Samson Oil & Gas (ticker: SSN) has nearly doubled its output overnight, announcing a $16.5 million acquisition on January 6, 2016. The properties currently produce 720 BOPD from 41 net producing wells and contain proved reserves of 8.5 MMBO as of October 1, according to estimates from Netherland, Sewell & Associates. On a cash comparison, SSN is paying $22,916 for each producing barrel and just $1.93 for each proved barrel. Nearly 6.4 MMBO, or 75% of the reserves, are classified as proved undeveloped.
The properties span 51,305 net acres, equating to approximately $320 per net acre. It is important to note that Samson acquired the drilling rights down to the top of the Bakken formation, meaning deeper formations like the Pronghorn and Three Forks are exempt from the company’s drilling plans. According to the release, Samson did acquire “the rights to the deeper geologic section below the Bakken pool” for “a portion of the leases.”
The acquisition is conditional on Samson being able to exercise its $50 million credit facility, which currently has a borrowing base of $19 million. The seller was not disclosed.
A Bold Move for Samson

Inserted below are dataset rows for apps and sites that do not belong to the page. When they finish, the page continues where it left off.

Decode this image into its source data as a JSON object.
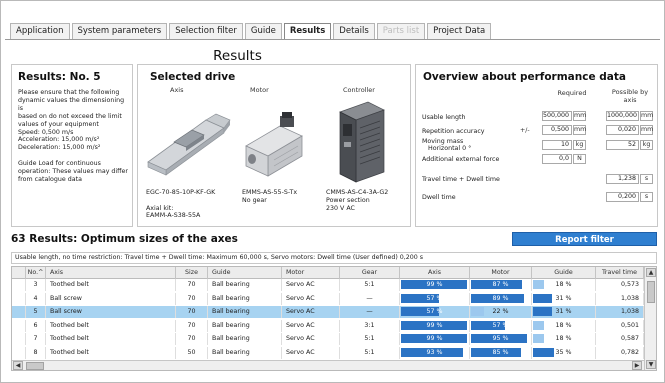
{
  "tabs": [
    {
      "label": "Application",
      "state": "normal"
    },
    {
      "label": "System parameters",
      "state": "normal"
    },
    {
      "label": "Selection filter",
      "state": "normal"
    },
    {
      "label": "Guide",
      "state": "normal"
    },
    {
      "label": "Results",
      "state": "active"
    },
    {
      "label": "Details",
      "state": "normal"
    },
    {
      "label": "Parts list",
      "state": "disabled"
    },
    {
      "label": "Project Data",
      "state": "normal"
    }
  ],
  "page_title": "Results",
  "results_panel": {
    "heading": "Results: No. 5",
    "lines": [
      "Please ensure that the following",
      "dynamic values the dimensioning is",
      "based on do not exceed the limit",
      "values of your equipment",
      "Speed: 0,500 m/s",
      "Acceleration: 15,000 m/s²",
      "Deceleration: 15,000 m/s²",
      "",
      "Guide Load for continuous",
      "operation: These values may differ",
      "from catalogue data"
    ]
  },
  "drive_panel": {
    "heading": "Selected drive",
    "axis": {
      "label": "Axis",
      "line1": "EGC-70-85-10P-KF-GK",
      "line2": "",
      "line3": "Axial kit:",
      "line4": "EAMM-A-S38-55A"
    },
    "motor": {
      "label": "Motor",
      "line1": "EMMS-AS-55-S-Tx",
      "line2": "No gear"
    },
    "controller": {
      "label": "Controller",
      "line1": "CMMS-AS-C4-3A-G2",
      "line2": "Power section",
      "line3": "230 V AC"
    }
  },
  "perf_panel": {
    "heading": "Overview about performance data",
    "col_required": "Required",
    "col_possible": "Possible by axis",
    "rows": [
      {
        "label": "Usable length",
        "required": "500,000",
        "unit": "mm",
        "possible": "1000,000",
        "punit": "mm"
      },
      {
        "label": "Repetition accuracy",
        "pm": "+/-",
        "required": "0,500",
        "unit": "mm",
        "possible": "0,020",
        "punit": "mm"
      },
      {
        "label": "Moving mass",
        "label2": "Horizontal 0 °",
        "required": "10",
        "unit": "kg",
        "possible": "52",
        "punit": "kg"
      },
      {
        "label": "Additional external force",
        "required": "0,0",
        "unit": "N"
      }
    ],
    "travel_label": "Travel time + Dwell time",
    "travel_value": "1,238",
    "travel_unit": "s",
    "dwell_label": "Dwell time",
    "dwell_value": "0,200",
    "dwell_unit": "s"
  },
  "results_title": "63 Results: Optimum sizes of the axes",
  "report_button": "Report filter",
  "info_line": "Usable length, no time restriction: Travel time + Dwell time: Maximum 60,000 s, Servo motors: Dwell time (User defined) 0,200 s",
  "table": {
    "headers": [
      "No.^",
      "Axis",
      "Size",
      "Guide",
      "Motor",
      "Gear",
      "Axis",
      "Motor",
      "Guide",
      "Travel time"
    ],
    "rows": [
      {
        "no": "3",
        "axis": "Toothed belt",
        "size": "70",
        "guide": "Ball bearing",
        "motor": "Servo AC",
        "gear": "5:1",
        "axis_pct": "99 %",
        "axis_frac": 0.99,
        "motor_pct": "87 %",
        "motor_frac": 0.87,
        "guide_pct": "18 %",
        "guide_frac": 0.18,
        "time": "0,573",
        "selected": false
      },
      {
        "no": "4",
        "axis": "Ball screw",
        "size": "70",
        "guide": "Ball bearing",
        "motor": "Servo AC",
        "gear": "—",
        "axis_pct": "57 %",
        "axis_frac": 0.57,
        "motor_pct": "89 %",
        "motor_frac": 0.89,
        "guide_pct": "31 %",
        "guide_frac": 0.31,
        "time": "1,038",
        "selected": false
      },
      {
        "no": "5",
        "axis": "Ball screw",
        "size": "70",
        "guide": "Ball bearing",
        "motor": "Servo AC",
        "gear": "—",
        "axis_pct": "57 %",
        "axis_frac": 0.57,
        "motor_pct": "22 %",
        "motor_frac": 0.22,
        "guide_pct": "31 %",
        "guide_frac": 0.31,
        "time": "1,038",
        "selected": true
      },
      {
        "no": "6",
        "axis": "Toothed belt",
        "size": "70",
        "guide": "Ball bearing",
        "motor": "Servo AC",
        "gear": "3:1",
        "axis_pct": "99 %",
        "axis_frac": 0.99,
        "motor_pct": "57 %",
        "motor_frac": 0.57,
        "guide_pct": "18 %",
        "guide_frac": 0.18,
        "time": "0,501",
        "selected": false
      },
      {
        "no": "7",
        "axis": "Toothed belt",
        "size": "70",
        "guide": "Ball bearing",
        "motor": "Servo AC",
        "gear": "5:1",
        "axis_pct": "99 %",
        "axis_frac": 0.99,
        "motor_pct": "95 %",
        "motor_frac": 0.95,
        "guide_pct": "18 %",
        "guide_frac": 0.18,
        "time": "0,587",
        "selected": false
      },
      {
        "no": "8",
        "axis": "Toothed belt",
        "size": "50",
        "guide": "Ball bearing",
        "motor": "Servo AC",
        "gear": "5:1",
        "axis_pct": "93 %",
        "axis_frac": 0.93,
        "motor_pct": "85 %",
        "motor_frac": 0.85,
        "guide_pct": "35 %",
        "guide_frac": 0.35,
        "time": "0,782",
        "selected": false
      }
    ]
  },
  "colors": {
    "bar_dark": "#2b73c4",
    "bar_light": "#9cc8ee",
    "selected_row": "#a7d3f1",
    "report_button": "#2f7fd0"
  }
}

Samson Oil & Gas is a micro-cap exploration and production company based in Australia. The E&P also has an office in Denver and trades on the NYSE Market and Australian Stock Exchange. The company works as a non-operator and has activity in the Williston, Green River Basin, DJ Basin, Western Permian Basin, and the Gulf Coast Basin. The majority of its focus is on the Williston, however, as performance from its North Stockyard field has resulted in production rising by 77% on a year-over-year basis based on Q3’15 results.
The standout statistic from its most recent deal, however, focused more on its expanding footprint rather than production, even though the incoming volumes nearly replicate its prior portfolio. The new acreage and its reserves increase Samson’s total reserve base by approximately 475%, considering its last reserve report in Q1’15 listed resources at about 1.8 MMBOE. The net present value of the new proved reserves is estimated at $84.9 million.
The transformative move, considering the commodity environment and the sharp decline in North Dakota drilling activity (rig counts are down 70% compared to year-end 2014), is intriguing because of Samson’s non-operating stance. However, Samson says in its release that its undeveloped reserves can be drilled within the United States’ required five-year time frame.
The company’s near-term focus will be on 17 proved developed non-producing wells, which Samson believes can be brought back online with “minimal capital expenditure.” The additional existing wells in the region will be exploited via infills and the use of Samson’s acid-based stimulation technique, resulting in anticipated production increases of 300% to 400%. The majority of the wells drilled to date have vertically exploited the formations above the Bakken, including the Radcliffe and Mission Canyon intervals.
Two saltwater facilities are also included in the transaction, which is expected to close on or before February 1.